> MATERIAL FOR THE TASK
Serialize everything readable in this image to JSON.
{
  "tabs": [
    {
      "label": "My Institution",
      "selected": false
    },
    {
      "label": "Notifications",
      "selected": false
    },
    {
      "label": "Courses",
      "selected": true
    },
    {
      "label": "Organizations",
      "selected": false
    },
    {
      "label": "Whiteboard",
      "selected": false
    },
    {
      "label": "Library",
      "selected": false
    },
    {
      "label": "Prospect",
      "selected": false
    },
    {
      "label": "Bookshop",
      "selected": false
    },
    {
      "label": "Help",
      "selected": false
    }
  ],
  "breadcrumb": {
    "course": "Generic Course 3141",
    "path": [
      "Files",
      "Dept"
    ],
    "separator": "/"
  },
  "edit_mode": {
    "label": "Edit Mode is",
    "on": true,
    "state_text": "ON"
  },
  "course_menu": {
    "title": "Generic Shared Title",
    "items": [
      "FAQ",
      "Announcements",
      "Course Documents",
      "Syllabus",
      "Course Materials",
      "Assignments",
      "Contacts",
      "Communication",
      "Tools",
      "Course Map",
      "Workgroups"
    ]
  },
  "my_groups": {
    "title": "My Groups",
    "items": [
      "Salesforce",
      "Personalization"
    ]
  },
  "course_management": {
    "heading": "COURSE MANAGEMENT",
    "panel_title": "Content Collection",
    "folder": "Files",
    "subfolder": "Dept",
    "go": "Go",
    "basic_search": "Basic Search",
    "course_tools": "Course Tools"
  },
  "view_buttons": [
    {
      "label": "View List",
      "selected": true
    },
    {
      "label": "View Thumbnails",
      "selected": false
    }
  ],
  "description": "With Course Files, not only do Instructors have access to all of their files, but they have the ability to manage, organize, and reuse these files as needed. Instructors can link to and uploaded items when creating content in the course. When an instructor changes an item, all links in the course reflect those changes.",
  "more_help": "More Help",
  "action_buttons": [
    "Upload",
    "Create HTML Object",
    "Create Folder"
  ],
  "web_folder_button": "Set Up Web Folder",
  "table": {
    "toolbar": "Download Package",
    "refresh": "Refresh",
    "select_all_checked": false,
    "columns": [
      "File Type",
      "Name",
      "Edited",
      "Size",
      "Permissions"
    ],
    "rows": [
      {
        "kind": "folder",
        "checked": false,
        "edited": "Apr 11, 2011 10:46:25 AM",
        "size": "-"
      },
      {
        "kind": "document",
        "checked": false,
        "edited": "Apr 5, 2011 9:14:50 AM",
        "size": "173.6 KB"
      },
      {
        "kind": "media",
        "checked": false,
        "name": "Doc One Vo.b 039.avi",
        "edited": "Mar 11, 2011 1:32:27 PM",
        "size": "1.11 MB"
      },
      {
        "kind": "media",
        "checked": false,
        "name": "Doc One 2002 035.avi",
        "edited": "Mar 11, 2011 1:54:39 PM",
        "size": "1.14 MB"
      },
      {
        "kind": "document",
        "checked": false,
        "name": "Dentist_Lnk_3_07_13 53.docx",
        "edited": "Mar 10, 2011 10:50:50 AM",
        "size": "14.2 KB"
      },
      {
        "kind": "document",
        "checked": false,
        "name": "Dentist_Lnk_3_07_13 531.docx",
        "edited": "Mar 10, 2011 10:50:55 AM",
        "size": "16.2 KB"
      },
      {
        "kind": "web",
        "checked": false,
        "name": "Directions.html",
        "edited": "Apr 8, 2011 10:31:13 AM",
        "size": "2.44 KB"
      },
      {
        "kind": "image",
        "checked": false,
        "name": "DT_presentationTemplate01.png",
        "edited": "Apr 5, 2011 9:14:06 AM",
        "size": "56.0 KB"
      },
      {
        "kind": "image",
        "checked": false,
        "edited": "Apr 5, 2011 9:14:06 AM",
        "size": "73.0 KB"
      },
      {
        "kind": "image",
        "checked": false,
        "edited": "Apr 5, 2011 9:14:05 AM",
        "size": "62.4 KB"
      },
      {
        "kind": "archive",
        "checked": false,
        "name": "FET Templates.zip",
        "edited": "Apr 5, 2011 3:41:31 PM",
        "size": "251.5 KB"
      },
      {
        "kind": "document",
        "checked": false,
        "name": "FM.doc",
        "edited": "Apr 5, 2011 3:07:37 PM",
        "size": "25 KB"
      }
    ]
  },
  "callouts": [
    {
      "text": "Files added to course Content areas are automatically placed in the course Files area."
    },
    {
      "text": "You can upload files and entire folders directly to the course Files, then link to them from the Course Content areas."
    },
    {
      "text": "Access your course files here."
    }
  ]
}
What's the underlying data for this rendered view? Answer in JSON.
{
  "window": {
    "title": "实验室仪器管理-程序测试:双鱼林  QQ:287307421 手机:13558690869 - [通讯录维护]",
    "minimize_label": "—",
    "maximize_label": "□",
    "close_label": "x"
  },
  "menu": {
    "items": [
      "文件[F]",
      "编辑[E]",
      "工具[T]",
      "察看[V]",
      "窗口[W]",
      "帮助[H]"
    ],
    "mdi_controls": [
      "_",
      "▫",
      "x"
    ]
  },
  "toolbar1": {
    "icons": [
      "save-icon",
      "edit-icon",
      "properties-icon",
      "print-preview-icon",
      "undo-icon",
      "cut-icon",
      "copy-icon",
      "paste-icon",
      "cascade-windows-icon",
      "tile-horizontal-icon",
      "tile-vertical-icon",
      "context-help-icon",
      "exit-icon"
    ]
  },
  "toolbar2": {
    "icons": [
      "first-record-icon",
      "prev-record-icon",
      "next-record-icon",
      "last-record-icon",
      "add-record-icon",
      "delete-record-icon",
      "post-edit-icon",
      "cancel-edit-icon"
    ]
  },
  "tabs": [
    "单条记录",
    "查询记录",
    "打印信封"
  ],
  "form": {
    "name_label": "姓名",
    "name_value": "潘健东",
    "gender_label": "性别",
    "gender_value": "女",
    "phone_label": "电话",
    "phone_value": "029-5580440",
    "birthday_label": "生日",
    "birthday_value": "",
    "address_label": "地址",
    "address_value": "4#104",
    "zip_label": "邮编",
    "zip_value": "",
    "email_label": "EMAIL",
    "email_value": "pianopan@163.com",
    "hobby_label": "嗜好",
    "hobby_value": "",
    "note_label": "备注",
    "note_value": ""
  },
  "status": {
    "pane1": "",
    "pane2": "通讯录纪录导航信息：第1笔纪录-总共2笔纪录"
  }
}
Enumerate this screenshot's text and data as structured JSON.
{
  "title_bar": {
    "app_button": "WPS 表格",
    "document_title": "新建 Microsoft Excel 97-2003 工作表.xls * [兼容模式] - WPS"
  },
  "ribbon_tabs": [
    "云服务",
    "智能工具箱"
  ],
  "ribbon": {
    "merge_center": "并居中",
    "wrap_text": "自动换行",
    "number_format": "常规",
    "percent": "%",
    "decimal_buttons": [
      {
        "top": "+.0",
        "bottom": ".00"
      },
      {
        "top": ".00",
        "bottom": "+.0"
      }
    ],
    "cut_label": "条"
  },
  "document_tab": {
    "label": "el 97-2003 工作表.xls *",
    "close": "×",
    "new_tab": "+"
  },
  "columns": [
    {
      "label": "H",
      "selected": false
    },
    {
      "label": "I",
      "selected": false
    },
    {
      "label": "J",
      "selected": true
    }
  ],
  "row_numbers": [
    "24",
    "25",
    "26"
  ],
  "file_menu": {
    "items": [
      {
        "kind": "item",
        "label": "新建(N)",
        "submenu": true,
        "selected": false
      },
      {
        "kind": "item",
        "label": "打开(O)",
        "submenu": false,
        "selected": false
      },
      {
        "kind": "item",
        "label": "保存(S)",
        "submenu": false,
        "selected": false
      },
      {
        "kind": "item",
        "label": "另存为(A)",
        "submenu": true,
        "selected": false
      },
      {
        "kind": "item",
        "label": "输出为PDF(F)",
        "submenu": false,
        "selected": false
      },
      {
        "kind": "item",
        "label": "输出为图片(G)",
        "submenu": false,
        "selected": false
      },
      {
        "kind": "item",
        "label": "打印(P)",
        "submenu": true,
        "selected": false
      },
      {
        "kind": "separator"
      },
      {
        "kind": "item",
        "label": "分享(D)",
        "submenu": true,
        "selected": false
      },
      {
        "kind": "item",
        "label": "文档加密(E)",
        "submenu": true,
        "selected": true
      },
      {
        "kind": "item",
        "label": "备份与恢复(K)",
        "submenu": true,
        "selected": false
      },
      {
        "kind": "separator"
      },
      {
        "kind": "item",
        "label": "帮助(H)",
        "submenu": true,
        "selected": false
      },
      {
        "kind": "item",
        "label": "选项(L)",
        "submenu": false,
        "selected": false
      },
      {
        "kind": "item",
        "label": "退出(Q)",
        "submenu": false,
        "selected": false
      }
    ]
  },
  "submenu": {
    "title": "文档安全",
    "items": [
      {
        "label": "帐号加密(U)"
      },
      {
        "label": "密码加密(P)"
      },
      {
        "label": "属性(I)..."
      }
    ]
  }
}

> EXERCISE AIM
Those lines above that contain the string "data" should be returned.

> SOLUTION TO THIS EXERCISE
What's the underlying data for this rendered view? Answer in JSON.
Enumerate this screenshot's text and data as structured JSON.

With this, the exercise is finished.